Stamps have been a source of fascination and enjoyment for many children and adults alike, including the elite and powerful, presidents and kings. These tokens of payment for the service of communication between people have evolved over the last 150 years from drab bits of paper into sometimes large and gaudy message boards for anniversaries, propaganda or celebrations.
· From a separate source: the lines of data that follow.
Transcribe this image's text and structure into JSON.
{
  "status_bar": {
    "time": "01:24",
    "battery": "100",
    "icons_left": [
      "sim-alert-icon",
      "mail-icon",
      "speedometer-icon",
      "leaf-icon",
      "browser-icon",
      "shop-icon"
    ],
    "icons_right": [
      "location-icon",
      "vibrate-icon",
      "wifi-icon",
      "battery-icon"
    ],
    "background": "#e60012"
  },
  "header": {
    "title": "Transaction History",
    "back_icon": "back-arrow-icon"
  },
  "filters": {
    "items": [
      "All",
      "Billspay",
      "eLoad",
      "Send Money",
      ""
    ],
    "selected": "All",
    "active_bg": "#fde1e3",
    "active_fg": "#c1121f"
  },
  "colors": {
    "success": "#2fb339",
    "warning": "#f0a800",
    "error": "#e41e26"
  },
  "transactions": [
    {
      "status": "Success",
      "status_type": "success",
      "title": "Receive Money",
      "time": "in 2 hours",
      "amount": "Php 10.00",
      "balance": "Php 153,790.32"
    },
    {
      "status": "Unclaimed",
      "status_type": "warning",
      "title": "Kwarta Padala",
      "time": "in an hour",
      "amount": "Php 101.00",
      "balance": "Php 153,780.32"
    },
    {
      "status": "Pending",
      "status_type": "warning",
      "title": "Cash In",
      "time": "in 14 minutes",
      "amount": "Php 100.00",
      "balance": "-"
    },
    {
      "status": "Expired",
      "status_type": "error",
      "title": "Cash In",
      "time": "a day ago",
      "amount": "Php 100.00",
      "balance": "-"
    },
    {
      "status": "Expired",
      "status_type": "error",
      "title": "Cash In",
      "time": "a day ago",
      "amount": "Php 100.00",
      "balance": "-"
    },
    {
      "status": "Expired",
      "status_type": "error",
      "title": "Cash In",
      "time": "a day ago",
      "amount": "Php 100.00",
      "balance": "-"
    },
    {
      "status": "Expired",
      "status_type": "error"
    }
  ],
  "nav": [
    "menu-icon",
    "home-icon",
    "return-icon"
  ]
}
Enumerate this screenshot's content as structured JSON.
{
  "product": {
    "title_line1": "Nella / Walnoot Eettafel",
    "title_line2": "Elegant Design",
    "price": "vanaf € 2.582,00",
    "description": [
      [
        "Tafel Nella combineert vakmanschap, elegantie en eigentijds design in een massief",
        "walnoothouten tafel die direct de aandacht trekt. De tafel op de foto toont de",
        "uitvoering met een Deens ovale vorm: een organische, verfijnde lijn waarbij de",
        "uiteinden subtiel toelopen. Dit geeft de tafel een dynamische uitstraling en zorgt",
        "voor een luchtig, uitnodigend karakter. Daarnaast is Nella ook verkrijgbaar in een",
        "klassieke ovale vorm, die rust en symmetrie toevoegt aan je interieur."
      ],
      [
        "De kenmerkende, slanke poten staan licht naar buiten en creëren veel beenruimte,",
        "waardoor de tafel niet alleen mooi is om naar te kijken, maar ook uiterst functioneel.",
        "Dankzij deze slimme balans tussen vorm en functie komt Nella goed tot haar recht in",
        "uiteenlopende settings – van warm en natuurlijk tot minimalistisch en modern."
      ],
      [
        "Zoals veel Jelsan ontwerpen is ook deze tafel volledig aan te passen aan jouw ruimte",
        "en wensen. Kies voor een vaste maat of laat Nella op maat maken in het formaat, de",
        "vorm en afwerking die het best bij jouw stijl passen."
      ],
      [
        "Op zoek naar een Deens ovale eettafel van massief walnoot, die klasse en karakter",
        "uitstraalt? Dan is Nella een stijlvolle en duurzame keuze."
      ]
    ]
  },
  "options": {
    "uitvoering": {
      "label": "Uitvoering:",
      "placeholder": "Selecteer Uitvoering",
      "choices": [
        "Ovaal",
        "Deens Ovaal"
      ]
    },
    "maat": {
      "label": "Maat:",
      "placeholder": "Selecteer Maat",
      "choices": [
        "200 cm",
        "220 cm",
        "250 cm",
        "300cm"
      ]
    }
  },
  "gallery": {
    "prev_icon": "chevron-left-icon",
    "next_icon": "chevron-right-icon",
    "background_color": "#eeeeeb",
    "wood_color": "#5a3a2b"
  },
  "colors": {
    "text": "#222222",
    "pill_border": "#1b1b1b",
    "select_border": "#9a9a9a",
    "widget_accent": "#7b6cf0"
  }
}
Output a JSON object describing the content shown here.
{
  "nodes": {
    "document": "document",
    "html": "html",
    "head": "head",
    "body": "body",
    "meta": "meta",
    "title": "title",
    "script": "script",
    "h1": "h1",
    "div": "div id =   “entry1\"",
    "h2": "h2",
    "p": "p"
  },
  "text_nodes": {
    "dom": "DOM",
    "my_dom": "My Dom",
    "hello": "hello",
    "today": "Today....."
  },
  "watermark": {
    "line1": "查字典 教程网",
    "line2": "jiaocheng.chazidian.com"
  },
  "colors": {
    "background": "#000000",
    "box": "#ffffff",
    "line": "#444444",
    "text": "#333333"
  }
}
While 50 years ago heads of state were the norm and only a handful of scientific events or personages appeared on postage stamps, more recently the topic science has become a collectible commodity along with dogs, birds, space exploration, dinosaurs and Disney characters. The image of Einstein has become commonplace, and in an effort to corner valuable revenue some developing countries have launched series of stamps celebrating recent Nobel laureates (none of them their own), taking a lead from the excellent Swedish Nobel stamp program. As more countries are commemorating their famous sons and daughters, it becomes possible to fit together pieces of the great mosaic of the history of science, still with many gaps, to be sure. Some of the most satisfying stamps are not the ones displaying portraits, but those presenting ideas and experiments. such as the photoelectric effect, cloud chamber photographs, or the solar absorption spectrum.
The stamps presented at the exhinition are from the personal collection of Dubai-based philatelist and are all based on the themes of science.